6.7. Lack of faith

94 TTI sought to show that H3G had threatened to call the bond in bad faith. It first relied on an alleged erroneous reliance on the Unamended Milestone Dates but H3G’s reliance on these dates was not, as I have shown, unjustified or capable of being criticised for the purposes of this injunction application.

95 TTI also asserted that H3G was seeking to use the bond for ulterior purposes, namely to draw attention away from the fact that it wanted a premature let out from the agreement and to reduce the scope of the MOM to be supplied. These changes were sought for extraneous commercial or other purposes. The basis of TTI’s belief was explained by Mr Givon as follows:


“It might be that [H3G] have decided that they no longer want the extra elements of functionality provided by achievement of Milestones 3, 4 and 5 at this point in time … [Milestones 3, 4 and 5’s] functionalities are superfluous at this stage.”

This assertion was elaborated in H3G’s submissions as follows:


“The timing of the intended call, following hard on the heels of TTI’s completion of the work that H3G required in respect of the proposed reduced launch speaks volumes as to the cynical nature of the exercise that H3G is here involved in.”

96 These assertions are mere speculation without any factual basis. They are firmly denied by H3G’s witnesses and, on the basis of the currently available evidence, a case of want of faith has no factual basis to support it and must be rejected.

7. Overall conclusion

97 TTI has put forward six bases for challenging and seeking to preclude H3G’s threatened call on the bond. One, (ground 6) was based on H3G’s lack of faith and has no factual basis. Two, (grounds 1 and 2) were based on assertions that a precondition to call had not been met and that the bond was a “see to it” bond which were incorrect given the terms of the agreement. Two, (grounds 4 and 5) were based on alleged failures to terminate the agreement correctly on procedural grounds which failed since the suggested grounds of non-conformity with the contractual procedure for termination were not made out. Moreover, these grounds of challenge are, on analysis, not open to TTI since they are neither allegations of want of good faith nor allegations of want of a jurisdictional basis to call the bond. The final basis of challenge (ground 3) was a factual merits-based ground not open to TTI. This ground alleged that the Milestone Dates set out in the agreement had been varied. Moreover, it, too, had not been made out.

98 It follows that TTI’s application for an interim injunction has failed and must be dismissed.

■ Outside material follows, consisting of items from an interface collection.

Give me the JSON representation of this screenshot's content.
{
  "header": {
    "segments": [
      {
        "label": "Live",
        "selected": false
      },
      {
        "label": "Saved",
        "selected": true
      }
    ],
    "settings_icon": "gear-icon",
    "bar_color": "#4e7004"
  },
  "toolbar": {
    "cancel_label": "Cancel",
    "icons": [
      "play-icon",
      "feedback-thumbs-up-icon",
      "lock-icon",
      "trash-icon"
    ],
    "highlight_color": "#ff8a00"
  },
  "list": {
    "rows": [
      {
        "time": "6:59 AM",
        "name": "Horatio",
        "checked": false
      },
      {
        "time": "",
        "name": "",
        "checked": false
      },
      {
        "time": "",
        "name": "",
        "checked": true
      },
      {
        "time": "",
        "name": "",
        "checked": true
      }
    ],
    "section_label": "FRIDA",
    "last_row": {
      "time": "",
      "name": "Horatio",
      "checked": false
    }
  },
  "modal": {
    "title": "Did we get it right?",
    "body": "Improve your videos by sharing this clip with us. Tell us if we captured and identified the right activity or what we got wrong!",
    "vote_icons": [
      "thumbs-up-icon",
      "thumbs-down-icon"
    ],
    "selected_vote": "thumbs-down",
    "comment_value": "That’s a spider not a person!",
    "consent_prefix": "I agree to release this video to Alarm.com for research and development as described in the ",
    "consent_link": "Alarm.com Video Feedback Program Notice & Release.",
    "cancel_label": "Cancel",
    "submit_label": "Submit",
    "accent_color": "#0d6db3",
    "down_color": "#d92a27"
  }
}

I will hear the parties as to whether any declarations should be made to reflect the decisions of law contained in this judgment and as to whether the action should be dismissed or be the subject of a trial of any dispute as to the validity of the termination or as to H3G’ s entitlement to call the bond and, if so, what directions for trial should be given.

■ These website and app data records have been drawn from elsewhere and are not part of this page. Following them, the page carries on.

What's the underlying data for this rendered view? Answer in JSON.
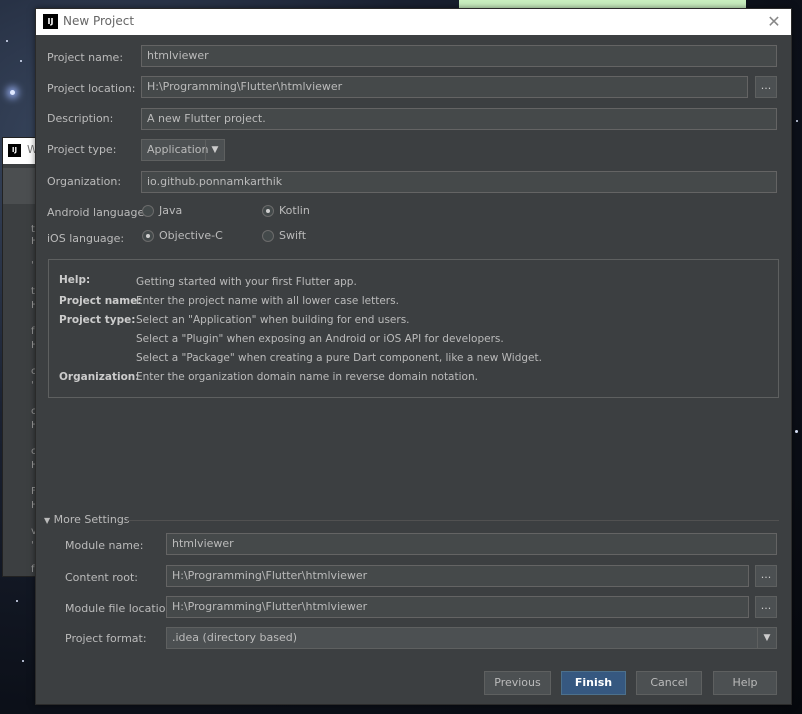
{
  "dialog": {
    "title": "New Project",
    "logo_text": "IJ",
    "close_icon": "close-icon"
  },
  "form": {
    "project_name_label": "Project name:",
    "project_name_value": "htmlviewer",
    "project_location_label": "Project location:",
    "project_location_value": "H:\\Programming\\Flutter\\htmlviewer",
    "description_label": "Description:",
    "description_value": "A new Flutter project.",
    "project_type_label": "Project type:",
    "project_type_value": "Application",
    "organization_label": "Organization:",
    "organization_value": "io.github.ponnamkarthik",
    "android_language_label": "Android language:",
    "android_options": [
      {
        "label": "Java",
        "selected": false
      },
      {
        "label": "Kotlin",
        "selected": true
      }
    ],
    "ios_language_label": "iOS language:",
    "ios_options": [
      {
        "label": "Objective-C",
        "selected": true
      },
      {
        "label": "Swift",
        "selected": false
      }
    ],
    "browse_label": "..."
  },
  "help": {
    "help_label": "Help:",
    "help_link": "Getting started with your first Flutter app.",
    "project_name_label": "Project name:",
    "project_name_text": "Enter the project name with all lower case letters.",
    "project_type_label": "Project type:",
    "project_type_lines": [
      "Select an \"Application\" when building for end users.",
      "Select a \"Plugin\" when exposing an Android or iOS API for developers.",
      "Select a \"Package\" when creating a pure Dart component, like a new Widget."
    ],
    "organization_label": "Organization:",
    "organization_text": "Enter the organization domain name in reverse domain notation."
  },
  "more_settings": {
    "title": "More Settings",
    "expanded": true,
    "module_name_label": "Module name:",
    "module_name_value": "htmlviewer",
    "content_root_label": "Content root:",
    "content_root_value": "H:\\Programming\\Flutter\\htmlviewer",
    "module_file_label": "Module file location:",
    "module_file_value": "H:\\Programming\\Flutter\\htmlviewer",
    "project_format_label": "Project format:",
    "project_format_value": ".idea (directory based)"
  },
  "buttons": {
    "previous": "Previous",
    "finish": "Finish",
    "cancel": "Cancel",
    "help": "Help"
  },
  "background_window": {
    "title_fragment": "W",
    "logo_text": "IJ",
    "fragments": [
      "t",
      "H",
      "'",
      "t",
      "H",
      "f",
      "H",
      "c",
      "'",
      "c",
      "H",
      "c",
      "H",
      "F",
      "H",
      "v",
      "'",
      "f"
    ]
  },
  "colors": {
    "dialog_bg": "#3c3f41",
    "field_bg": "#45494a",
    "link": "#589df6",
    "primary_button": "#365880"
  }
}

Referring Principles
A project of CENTRAL, University of Cologne.